### TASK INSTRUCTIONS
Copy all lines in the material holding the string "二十大报告学习笔记".
(DATA EXCERPTS Opens)
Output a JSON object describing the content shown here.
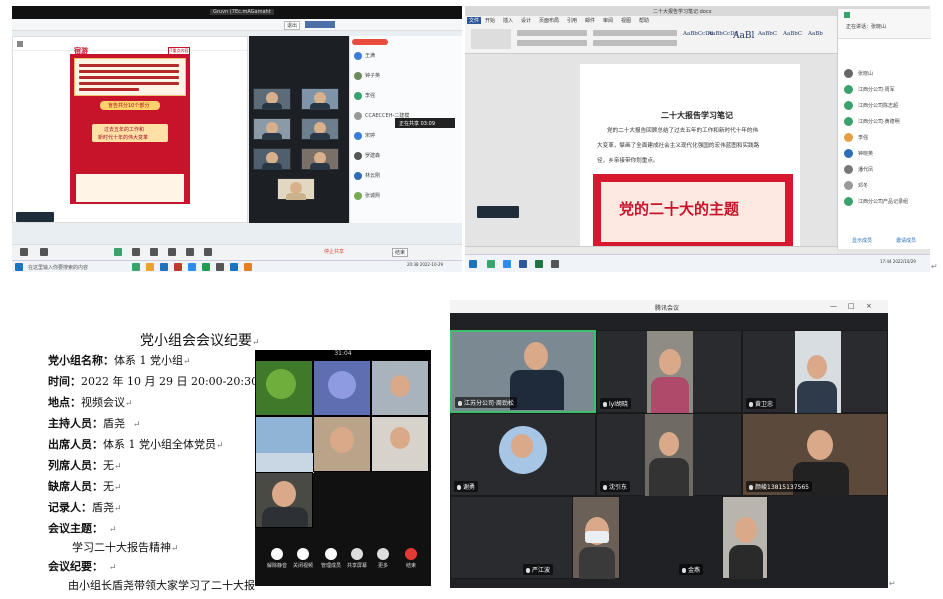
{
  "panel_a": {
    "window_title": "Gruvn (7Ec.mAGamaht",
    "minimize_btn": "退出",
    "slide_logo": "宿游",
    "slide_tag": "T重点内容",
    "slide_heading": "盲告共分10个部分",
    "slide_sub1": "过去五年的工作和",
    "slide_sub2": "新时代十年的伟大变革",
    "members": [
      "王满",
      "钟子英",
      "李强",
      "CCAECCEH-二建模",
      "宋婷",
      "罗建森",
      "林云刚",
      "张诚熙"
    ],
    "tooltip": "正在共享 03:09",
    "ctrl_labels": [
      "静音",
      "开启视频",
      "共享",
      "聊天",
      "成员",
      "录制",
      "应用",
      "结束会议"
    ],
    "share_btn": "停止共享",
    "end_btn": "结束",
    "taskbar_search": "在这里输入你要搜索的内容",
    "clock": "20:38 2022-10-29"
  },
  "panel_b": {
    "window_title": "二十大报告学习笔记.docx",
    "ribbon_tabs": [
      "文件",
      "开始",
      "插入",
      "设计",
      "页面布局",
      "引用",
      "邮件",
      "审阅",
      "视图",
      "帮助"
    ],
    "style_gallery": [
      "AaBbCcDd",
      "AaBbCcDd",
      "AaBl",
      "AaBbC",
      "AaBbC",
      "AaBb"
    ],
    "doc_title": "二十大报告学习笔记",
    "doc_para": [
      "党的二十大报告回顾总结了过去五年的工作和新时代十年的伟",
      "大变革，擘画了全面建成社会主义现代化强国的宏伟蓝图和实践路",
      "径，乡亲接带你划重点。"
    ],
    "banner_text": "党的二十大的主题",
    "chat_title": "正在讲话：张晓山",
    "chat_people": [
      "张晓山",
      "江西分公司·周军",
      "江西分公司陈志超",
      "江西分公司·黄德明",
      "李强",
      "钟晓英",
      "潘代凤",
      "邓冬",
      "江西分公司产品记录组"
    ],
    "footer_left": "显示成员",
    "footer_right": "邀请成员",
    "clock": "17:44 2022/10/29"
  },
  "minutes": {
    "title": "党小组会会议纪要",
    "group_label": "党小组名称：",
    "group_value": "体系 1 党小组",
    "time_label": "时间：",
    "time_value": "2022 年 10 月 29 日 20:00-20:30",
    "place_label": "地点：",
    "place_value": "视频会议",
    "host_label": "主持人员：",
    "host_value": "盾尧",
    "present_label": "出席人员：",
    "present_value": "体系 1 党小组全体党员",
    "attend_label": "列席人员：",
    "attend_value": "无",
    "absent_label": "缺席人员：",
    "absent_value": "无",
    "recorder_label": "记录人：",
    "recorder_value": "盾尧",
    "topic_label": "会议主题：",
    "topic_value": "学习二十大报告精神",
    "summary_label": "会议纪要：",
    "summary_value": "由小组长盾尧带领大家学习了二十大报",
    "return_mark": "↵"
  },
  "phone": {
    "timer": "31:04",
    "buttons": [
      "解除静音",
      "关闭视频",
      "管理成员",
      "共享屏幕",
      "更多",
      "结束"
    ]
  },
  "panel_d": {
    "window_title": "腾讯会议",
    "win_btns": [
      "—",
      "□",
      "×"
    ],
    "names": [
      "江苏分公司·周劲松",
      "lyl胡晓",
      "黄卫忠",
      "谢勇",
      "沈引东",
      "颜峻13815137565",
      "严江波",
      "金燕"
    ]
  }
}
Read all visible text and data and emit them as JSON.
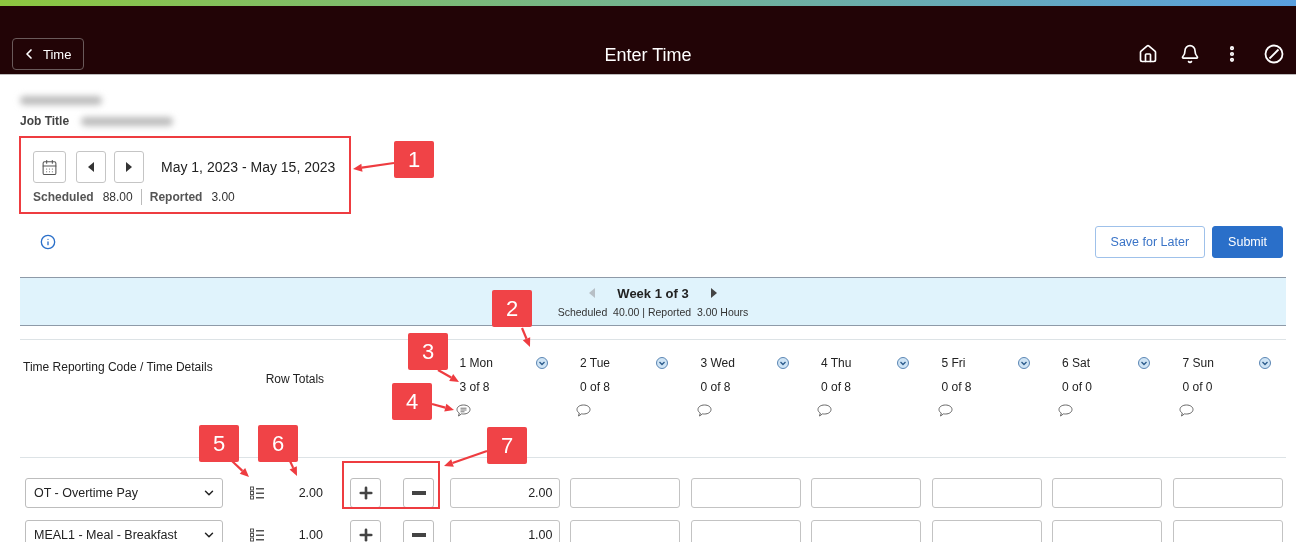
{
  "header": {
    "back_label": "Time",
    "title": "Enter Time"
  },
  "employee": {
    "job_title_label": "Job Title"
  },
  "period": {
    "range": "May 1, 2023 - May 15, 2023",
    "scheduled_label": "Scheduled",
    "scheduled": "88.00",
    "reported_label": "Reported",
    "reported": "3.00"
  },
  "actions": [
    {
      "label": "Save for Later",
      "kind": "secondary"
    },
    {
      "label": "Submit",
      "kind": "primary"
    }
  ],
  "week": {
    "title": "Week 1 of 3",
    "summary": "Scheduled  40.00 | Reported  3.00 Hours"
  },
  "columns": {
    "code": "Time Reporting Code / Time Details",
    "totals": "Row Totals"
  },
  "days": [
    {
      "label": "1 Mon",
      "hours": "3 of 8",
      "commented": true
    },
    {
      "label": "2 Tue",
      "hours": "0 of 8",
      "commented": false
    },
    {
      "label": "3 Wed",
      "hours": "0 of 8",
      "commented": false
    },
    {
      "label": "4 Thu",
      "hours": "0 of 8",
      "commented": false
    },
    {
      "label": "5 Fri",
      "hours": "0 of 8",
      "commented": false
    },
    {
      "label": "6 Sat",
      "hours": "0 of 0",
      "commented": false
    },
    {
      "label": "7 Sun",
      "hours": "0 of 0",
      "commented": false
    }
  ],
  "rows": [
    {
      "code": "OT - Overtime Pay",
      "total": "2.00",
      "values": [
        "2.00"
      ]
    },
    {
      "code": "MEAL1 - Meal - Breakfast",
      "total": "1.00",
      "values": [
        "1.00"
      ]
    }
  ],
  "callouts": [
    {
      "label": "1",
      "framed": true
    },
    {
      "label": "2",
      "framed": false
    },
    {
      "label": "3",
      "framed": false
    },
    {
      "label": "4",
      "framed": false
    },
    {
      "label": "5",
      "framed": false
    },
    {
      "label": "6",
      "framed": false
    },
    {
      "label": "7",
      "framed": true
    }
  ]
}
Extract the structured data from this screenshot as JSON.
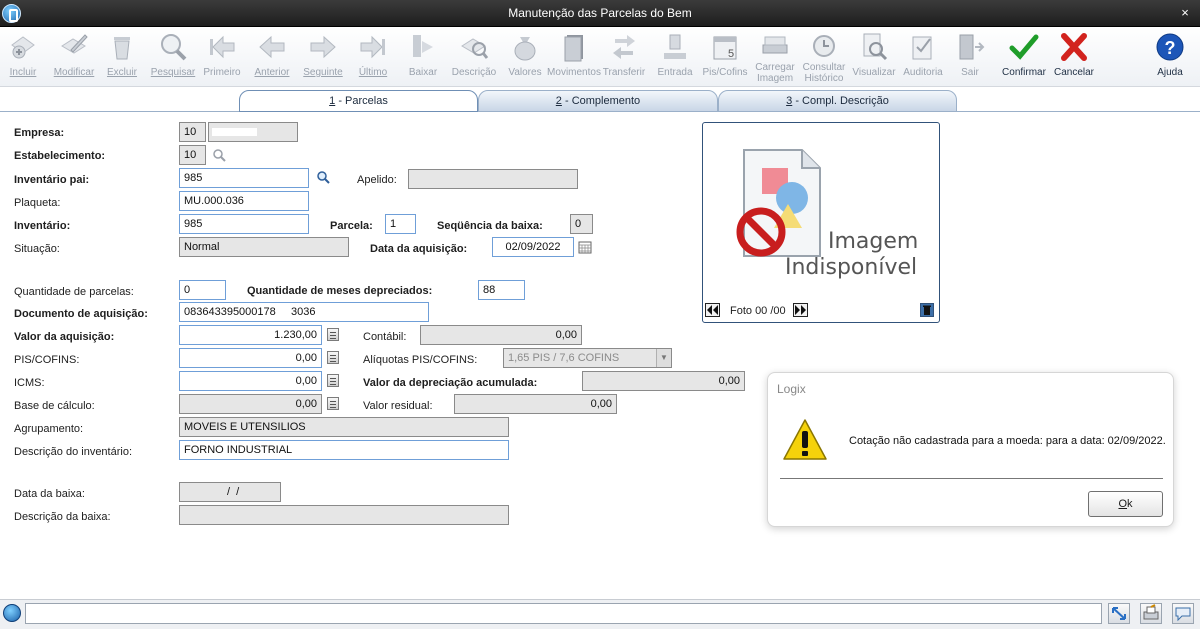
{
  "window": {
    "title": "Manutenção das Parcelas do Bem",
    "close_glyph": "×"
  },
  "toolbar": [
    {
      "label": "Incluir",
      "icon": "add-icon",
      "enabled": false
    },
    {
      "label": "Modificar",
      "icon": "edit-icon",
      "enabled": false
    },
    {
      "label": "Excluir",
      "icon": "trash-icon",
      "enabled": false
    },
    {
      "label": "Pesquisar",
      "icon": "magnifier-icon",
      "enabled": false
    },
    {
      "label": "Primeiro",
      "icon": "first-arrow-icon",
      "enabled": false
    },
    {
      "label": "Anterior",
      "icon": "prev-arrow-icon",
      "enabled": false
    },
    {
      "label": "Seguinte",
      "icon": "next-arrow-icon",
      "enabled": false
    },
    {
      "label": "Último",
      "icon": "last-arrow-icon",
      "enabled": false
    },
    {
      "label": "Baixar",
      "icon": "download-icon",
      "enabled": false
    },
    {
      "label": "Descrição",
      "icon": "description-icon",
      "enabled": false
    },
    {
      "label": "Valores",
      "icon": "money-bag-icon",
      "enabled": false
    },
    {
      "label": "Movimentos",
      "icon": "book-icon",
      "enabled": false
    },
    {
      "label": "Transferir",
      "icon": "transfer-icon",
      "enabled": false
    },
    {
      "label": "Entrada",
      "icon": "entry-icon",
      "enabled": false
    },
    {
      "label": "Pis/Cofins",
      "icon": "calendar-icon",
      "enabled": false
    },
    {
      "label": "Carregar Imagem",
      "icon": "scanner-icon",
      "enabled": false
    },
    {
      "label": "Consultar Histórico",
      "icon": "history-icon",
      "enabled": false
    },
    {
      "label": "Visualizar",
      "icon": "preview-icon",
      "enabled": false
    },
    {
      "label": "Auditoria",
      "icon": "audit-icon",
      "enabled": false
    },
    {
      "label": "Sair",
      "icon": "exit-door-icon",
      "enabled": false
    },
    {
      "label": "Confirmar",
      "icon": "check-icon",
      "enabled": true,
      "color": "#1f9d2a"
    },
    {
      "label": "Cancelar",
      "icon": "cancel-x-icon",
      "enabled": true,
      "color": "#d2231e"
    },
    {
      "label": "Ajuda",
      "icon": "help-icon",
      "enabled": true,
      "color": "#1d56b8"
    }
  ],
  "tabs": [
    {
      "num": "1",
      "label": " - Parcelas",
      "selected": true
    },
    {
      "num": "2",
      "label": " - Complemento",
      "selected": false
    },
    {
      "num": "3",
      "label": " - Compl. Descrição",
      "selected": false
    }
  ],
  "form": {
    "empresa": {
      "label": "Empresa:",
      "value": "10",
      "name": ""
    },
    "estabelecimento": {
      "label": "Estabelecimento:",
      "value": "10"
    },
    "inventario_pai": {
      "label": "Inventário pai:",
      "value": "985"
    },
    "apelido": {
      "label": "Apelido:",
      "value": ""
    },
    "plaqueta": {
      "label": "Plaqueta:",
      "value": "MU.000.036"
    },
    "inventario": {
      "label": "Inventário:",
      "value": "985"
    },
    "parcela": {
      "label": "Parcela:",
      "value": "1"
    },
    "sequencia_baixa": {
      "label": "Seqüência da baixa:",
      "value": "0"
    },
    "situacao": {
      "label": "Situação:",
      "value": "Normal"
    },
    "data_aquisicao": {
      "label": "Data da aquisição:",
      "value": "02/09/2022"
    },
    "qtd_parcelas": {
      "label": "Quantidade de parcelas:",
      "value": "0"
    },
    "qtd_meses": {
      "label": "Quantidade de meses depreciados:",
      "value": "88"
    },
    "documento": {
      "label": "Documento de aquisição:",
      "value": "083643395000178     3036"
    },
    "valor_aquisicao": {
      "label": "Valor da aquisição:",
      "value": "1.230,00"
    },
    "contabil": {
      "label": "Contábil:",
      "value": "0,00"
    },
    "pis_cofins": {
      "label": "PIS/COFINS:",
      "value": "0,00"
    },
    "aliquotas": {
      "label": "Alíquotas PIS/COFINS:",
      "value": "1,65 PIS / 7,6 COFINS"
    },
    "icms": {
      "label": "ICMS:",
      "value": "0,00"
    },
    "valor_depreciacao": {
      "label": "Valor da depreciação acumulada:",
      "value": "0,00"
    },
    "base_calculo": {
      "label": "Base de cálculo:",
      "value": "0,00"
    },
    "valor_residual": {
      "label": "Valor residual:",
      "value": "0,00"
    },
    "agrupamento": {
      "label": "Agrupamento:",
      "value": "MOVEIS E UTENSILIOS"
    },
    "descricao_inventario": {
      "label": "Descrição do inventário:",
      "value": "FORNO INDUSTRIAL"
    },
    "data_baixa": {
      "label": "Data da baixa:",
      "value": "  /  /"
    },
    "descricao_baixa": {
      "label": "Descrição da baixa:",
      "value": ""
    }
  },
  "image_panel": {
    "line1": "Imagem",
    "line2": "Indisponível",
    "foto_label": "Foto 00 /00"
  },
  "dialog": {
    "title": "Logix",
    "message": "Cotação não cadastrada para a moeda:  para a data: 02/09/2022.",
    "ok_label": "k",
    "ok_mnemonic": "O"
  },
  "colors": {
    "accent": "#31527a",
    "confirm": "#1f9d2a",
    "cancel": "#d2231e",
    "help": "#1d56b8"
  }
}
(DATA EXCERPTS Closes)
### SOLUTION FOR THIS EXERCISE
    "window_title": "二十大报告学习笔记.docx",
    "doc_title": "二十大报告学习笔记",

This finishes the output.